More than 65,000 people follow the movement on Facebook. An eponymous book has earned four major literary awards and is one of Amazon’s most popular architectural and photography sellers.
More than 500 Georgians have participated in Pews and Pulpits Rambles, making time to visit five to seven rural churches during each trip. And more than 48,000 unique visitors have spent time this year.
The latest opportunity for Georgians to explore southern history through the eyes of their rural churches is “Saving Grace,” which will premiere on Georgia Public Broadcasting on Sept. 10 at 9 p.m. The six-episode series will focus on the remarkable stories and historic architecture of churches across the state, with stops near Rome, Augusta, Columbus and Dalton, and an exclusive conversation with President Jimmy Carter. New episodes will air on Mondays at 9 p.m. and re-air on Saturdays at 10:30 a.m.

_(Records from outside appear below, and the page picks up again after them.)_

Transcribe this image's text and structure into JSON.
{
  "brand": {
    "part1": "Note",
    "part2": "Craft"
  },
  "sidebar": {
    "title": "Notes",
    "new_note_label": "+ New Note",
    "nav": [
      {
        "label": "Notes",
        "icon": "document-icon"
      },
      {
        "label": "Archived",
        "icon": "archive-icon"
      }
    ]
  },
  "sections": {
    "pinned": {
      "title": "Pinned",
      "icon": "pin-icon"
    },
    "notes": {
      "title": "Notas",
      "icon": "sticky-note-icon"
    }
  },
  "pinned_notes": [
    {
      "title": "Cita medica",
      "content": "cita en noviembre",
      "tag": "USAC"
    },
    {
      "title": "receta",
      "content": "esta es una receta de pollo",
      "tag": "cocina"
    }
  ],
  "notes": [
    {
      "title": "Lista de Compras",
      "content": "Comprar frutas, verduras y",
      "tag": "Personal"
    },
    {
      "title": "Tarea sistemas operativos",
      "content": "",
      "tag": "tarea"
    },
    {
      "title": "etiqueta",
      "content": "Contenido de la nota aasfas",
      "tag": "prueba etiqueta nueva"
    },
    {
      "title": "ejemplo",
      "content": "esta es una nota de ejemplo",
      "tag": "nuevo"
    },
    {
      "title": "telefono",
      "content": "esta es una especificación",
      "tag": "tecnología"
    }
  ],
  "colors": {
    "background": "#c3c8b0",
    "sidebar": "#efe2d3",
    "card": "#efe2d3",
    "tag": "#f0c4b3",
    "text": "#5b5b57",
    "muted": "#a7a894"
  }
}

“Saving Grace will tell the stories of the great people that settled Georgia after it was founded in 1733…little known stories that helped shape the society in which we now live,” said Sonny Seals, chairman and co-founder of Historic Rural Churches of Georgia. “Whether they are nearby or have moved away, Georgians continue to be fascinated by the history of these churches and the communities they define.”
Historic Rural Churches of Georgia was founded in 2012 by Sonny Seals and George Hart with a mission to research, document, an ultimately preserve historic rural churches across the state. The movement started when
Sonny inadvertently discovered his great grandfather’s grave in the old burial ground of Powelton Methodist, a
long inactive church in the “lost village of Powelton.” That discovery of his personal family roots and the related history led Sonny and George to wonder about the old rural churches across the state. In 2016, Seals and Hart published “Historic Rural Churches of Georgia,” in partnership with UGA Press and Georgia Humanities, highlighting 47 churches from Georgia and a foreword written by President Jimmy Carter. Since then, the HRCGA’s library of churches has grown to over 225, with churches from over 80 counties, all cataloged at